What is being asked:
Type out each entry exactly as it appears, but keep every image out.

Data entries:

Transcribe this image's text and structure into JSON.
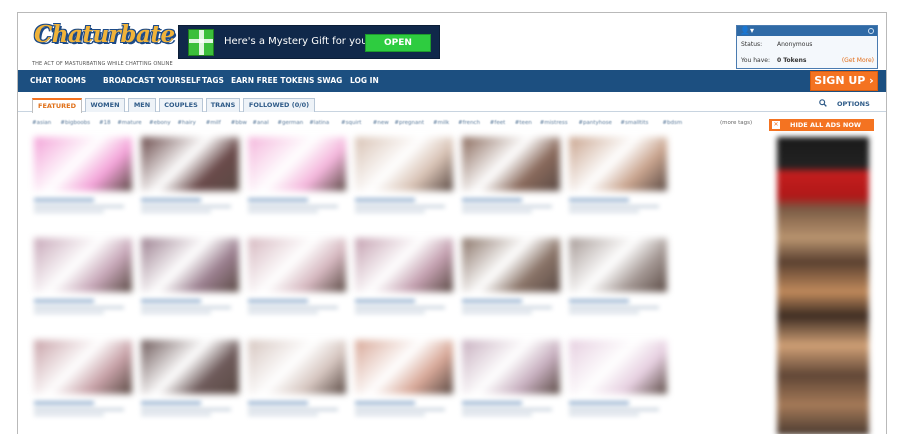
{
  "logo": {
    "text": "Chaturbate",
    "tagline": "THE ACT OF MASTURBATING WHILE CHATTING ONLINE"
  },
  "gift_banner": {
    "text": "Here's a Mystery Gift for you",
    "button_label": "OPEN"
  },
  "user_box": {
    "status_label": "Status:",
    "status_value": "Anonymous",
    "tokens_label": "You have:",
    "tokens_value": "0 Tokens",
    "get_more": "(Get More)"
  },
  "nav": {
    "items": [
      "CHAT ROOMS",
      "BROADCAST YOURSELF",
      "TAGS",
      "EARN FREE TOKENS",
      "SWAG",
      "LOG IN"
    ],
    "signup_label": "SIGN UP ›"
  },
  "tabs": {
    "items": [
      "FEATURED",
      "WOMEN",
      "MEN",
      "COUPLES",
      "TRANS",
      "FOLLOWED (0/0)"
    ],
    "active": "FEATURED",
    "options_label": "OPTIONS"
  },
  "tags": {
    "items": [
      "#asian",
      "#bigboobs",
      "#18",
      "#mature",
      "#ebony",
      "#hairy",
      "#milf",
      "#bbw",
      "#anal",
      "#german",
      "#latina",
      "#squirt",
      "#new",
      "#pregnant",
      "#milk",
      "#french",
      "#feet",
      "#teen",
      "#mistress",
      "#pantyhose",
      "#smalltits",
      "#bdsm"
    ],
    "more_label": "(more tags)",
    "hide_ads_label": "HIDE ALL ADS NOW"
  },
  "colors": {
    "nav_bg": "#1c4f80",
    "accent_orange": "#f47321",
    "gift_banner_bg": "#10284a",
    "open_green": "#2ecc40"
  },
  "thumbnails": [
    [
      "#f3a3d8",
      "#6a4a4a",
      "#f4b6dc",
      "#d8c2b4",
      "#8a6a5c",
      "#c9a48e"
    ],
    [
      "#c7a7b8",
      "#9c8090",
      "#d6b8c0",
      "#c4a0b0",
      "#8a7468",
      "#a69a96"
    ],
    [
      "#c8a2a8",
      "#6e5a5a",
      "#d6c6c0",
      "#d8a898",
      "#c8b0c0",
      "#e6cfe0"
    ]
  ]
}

Solution to the exercise:
Transcribe this image's text and structure into JSON.
{
  "logo": {
    "text": "Chaturbate",
    "tagline": "THE ACT OF MASTURBATING WHILE CHATTING ONLINE"
  },
  "gift_banner": {
    "text": "Here's a Mystery Gift for you",
    "button_label": "OPEN"
  },
  "user_box": {
    "status_label": "Status:",
    "status_value": "Anonymous",
    "tokens_label": "You have:",
    "tokens_value": "0 Tokens",
    "get_more": "(Get More)"
  },
  "nav": {
    "items": [
      "CHAT ROOMS",
      "BROADCAST YOURSELF",
      "TAGS",
      "EARN FREE TOKENS",
      "SWAG",
      "LOG IN"
    ],
    "signup_label": "SIGN UP ›"
  },
  "tabs": {
    "items": [
      "FEATURED",
      "WOMEN",
      "MEN",
      "COUPLES",
      "TRANS",
      "FOLLOWED (0/0)"
    ],
    "active": "FEATURED",
    "options_label": "OPTIONS"
  },
  "tags": {
    "items": [
      "#asian",
      "#bigboobs",
      "#18",
      "#mature",
      "#ebony",
      "#hairy",
      "#milf",
      "#bbw",
      "#anal",
      "#german",
      "#latina",
      "#squirt",
      "#new",
      "#pregnant",
      "#milk",
      "#french",
      "#feet",
      "#teen",
      "#mistress",
      "#pantyhose",
      "#smalltits",
      "#bdsm"
    ],
    "more_label": "(more tags)",
    "hide_ads_label": "HIDE ALL ADS NOW"
  },
  "colors": {
    "nav_bg": "#1c4f80",
    "accent_orange": "#f47321",
    "gift_banner_bg": "#10284a",
    "open_green": "#2ecc40"
  },
  "thumbnails": [
    [
      "#f3a3d8",
      "#6a4a4a",
      "#f4b6dc",
      "#d8c2b4",
      "#8a6a5c",
      "#c9a48e"
    ],
    [
      "#c7a7b8",
      "#9c8090",
      "#d6b8c0",
      "#c4a0b0",
      "#8a7468",
      "#a69a96"
    ],
    [
      "#c8a2a8",
      "#6e5a5a",
      "#d6c6c0",
      "#d8a898",
      "#c8b0c0",
      "#e6cfe0"
    ]
  ]
}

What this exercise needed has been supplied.